**INFORMATION SHOWN**:
━━━━━━━━

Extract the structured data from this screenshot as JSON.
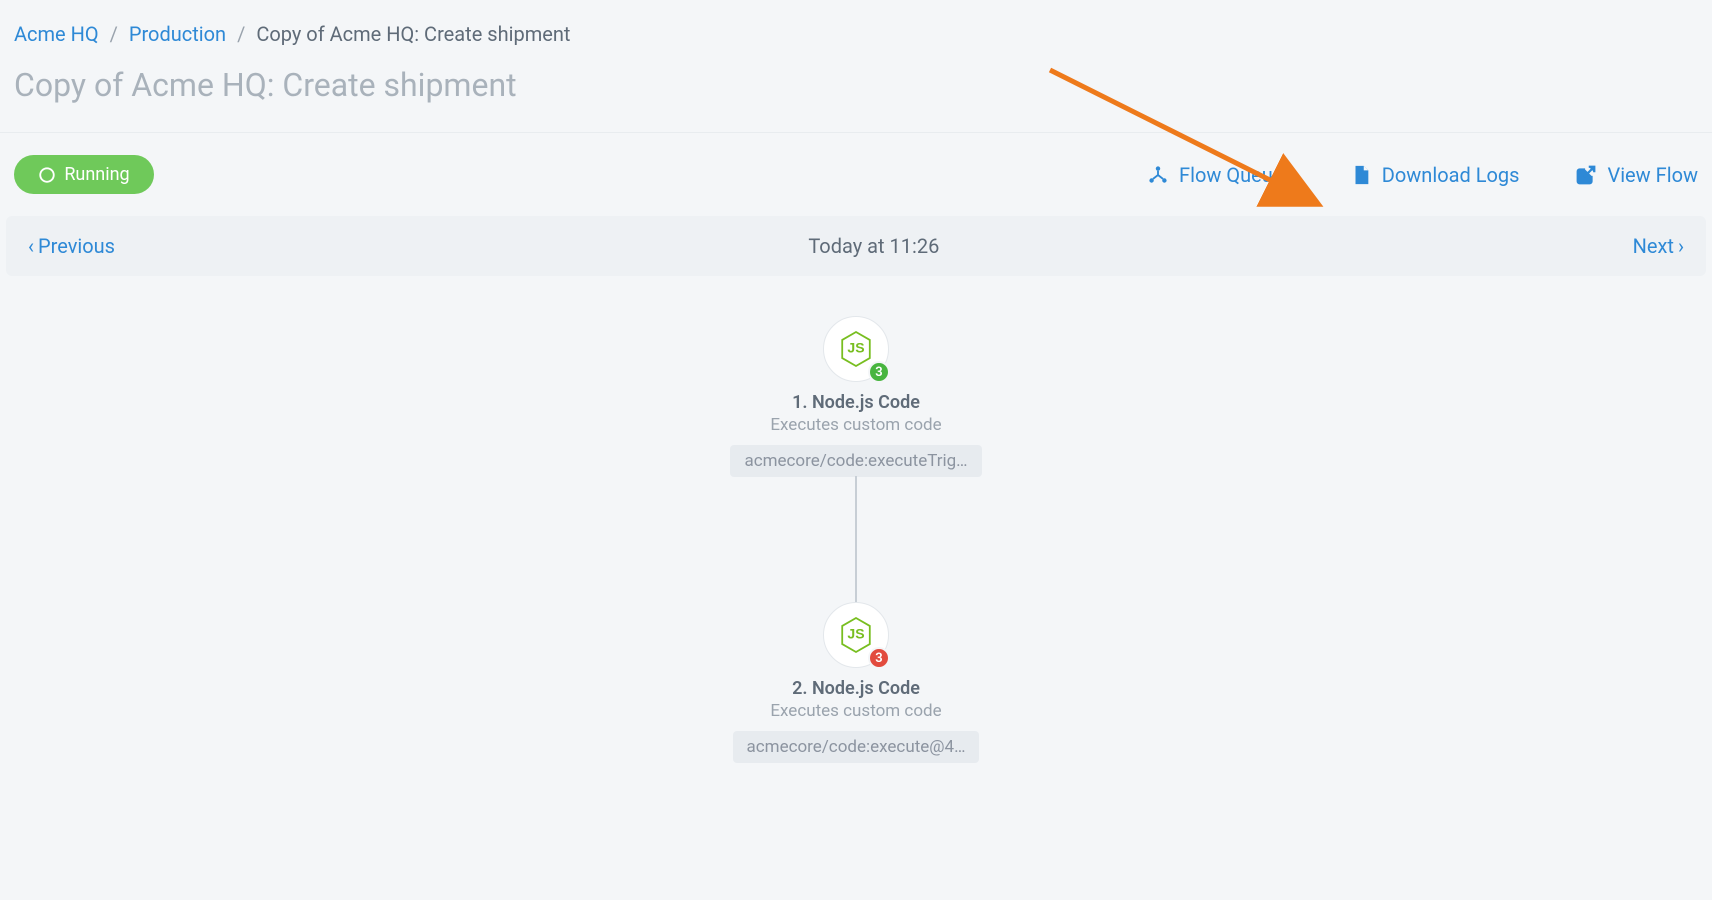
{
  "breadcrumb": {
    "org": "Acme HQ",
    "env": "Production",
    "current": "Copy of Acme HQ: Create shipment"
  },
  "page_title": "Copy of Acme HQ: Create shipment",
  "status": {
    "label": "Running"
  },
  "toolbar": {
    "flow_queues": "Flow Queues",
    "download_logs": "Download Logs",
    "view_flow": "View Flow"
  },
  "pager": {
    "previous": "Previous",
    "timestamp": "Today at 11:26",
    "next": "Next"
  },
  "nodes": [
    {
      "title": "1. Node.js Code",
      "subtitle": "Executes custom code",
      "path": "acmecore/code:executeTrig…",
      "badge_count": "3",
      "badge_color": "green"
    },
    {
      "title": "2. Node.js Code",
      "subtitle": "Executes custom code",
      "path": "acmecore/code:execute@4…",
      "badge_count": "3",
      "badge_color": "red"
    }
  ],
  "colors": {
    "link": "#2e89d6",
    "status_green": "#6fc95a",
    "badge_green": "#48b53f",
    "badge_red": "#e24b3e",
    "arrow": "#ee7a1b"
  }
}
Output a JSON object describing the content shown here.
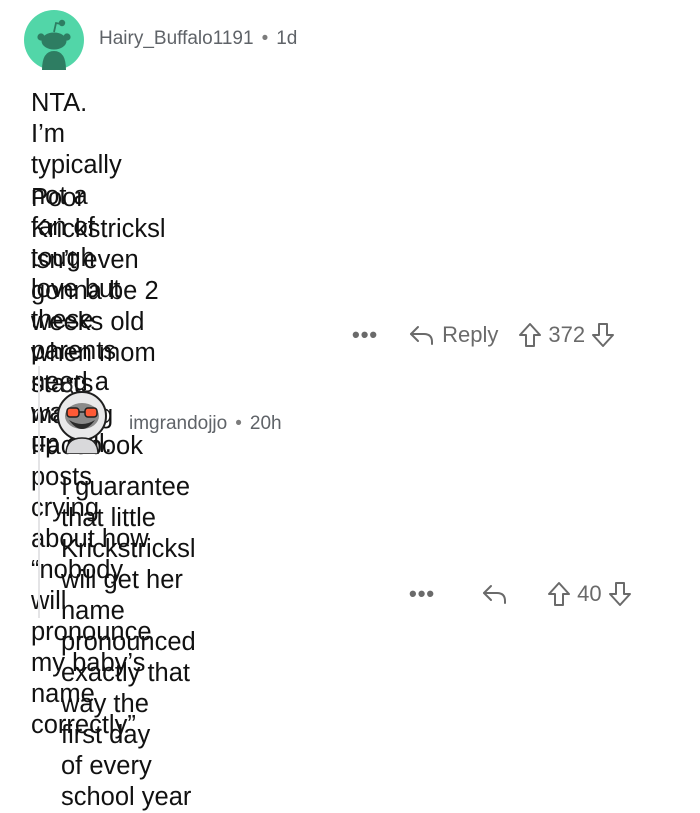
{
  "colors": {
    "avatar_bg_1": "#52d6a8",
    "avatar_fg_1": "#2e7d62",
    "meta_text": "#5f6368",
    "action_icon": "#6a6a6a",
    "thread_line": "#e4e4e6"
  },
  "comments": [
    {
      "username": "Hairy_Buffalo1191",
      "separator": "•",
      "age": "1d",
      "avatar_icon": "snoo-avatar-icon",
      "body": "NTA. I’m typically not a fan of tough love but\nthese parents need a wake up call.",
      "body2": "Poor Krickstricksl isn’t even gonna be 2 weeks old\nwhen mom starts making Facebook posts crying\nabout how “nobody will pronounce my baby’s\nname correctly”",
      "more_label": "•••",
      "reply_label": "Reply",
      "score": "372"
    },
    {
      "username": "imgrandojjo",
      "separator": "•",
      "age": "20h",
      "avatar_icon": "snoo-astronaut-avatar-icon",
      "body": "I guarantee that little Krickstricksl will get her\nname pronounced exactly that way the first day\nof every school year",
      "more_label": "•••",
      "score": "40"
    }
  ]
}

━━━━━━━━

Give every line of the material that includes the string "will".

      "body2": "Poor Krickstricksl isn’t even gonna be 2 weeks old\nwhen mom starts making Facebook posts crying\nabout how “nobody will pronounce my baby’s\nname correctly”",
      "body": "I guarantee that little Krickstricksl will get her\nname pronounced exactly that way the first day\nof every school year",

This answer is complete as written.